Linear Algebra and Economics 
Steve Levandusky 
Input Coefficient Matrix 
We start by defining an input coefficient matrix
The elements, a_{ij}, indicate the amount needed of the good i to produce the good j. The sum of the elements in the j^{th} column represents the cost of producing one unit of good j, and is assumed to be less than 1 because when we combine all the inputs there is only one product. Since each good can be an input for the other goods, including itself, A is considered to be a square matrix. Now, let a_{ij}x_{j} be the portion demanded of good i for the production of good j. Also there exists a demand for the final good i by the consumer denoted d_{i}. For the market to be in equilibrium, the total supply x_{i} must be equal to the total demand for good i,
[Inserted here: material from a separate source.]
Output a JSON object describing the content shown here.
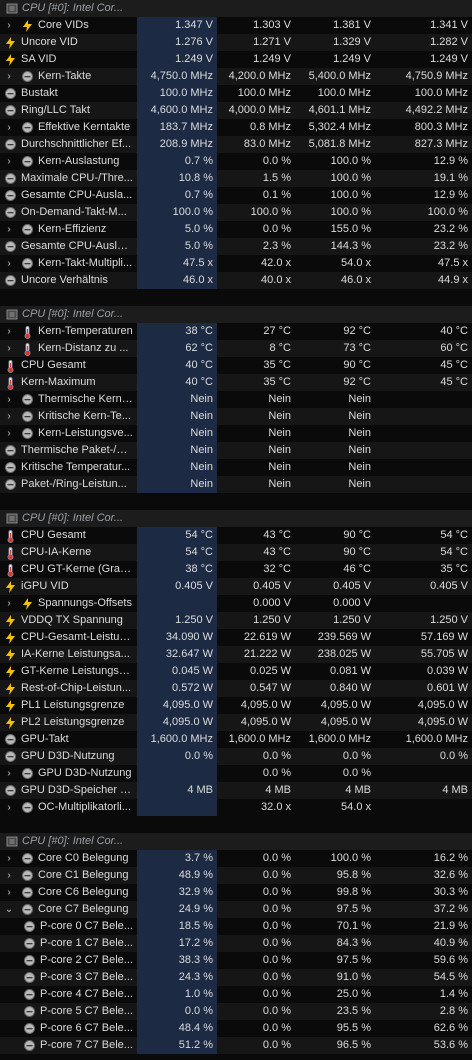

for i = 1, 2, …, n. And expressed as a matrix:
Or x = Ax + d, which can be rewritten as (I  A)x = d. The matrix (IA) is called the technology matrix and if nonsingular there exists a solution for the total output x needed for the final demand d, x = (I  A)^{1}d. [1]

To contact: 
Email: steve.levandusky@bucknell.edu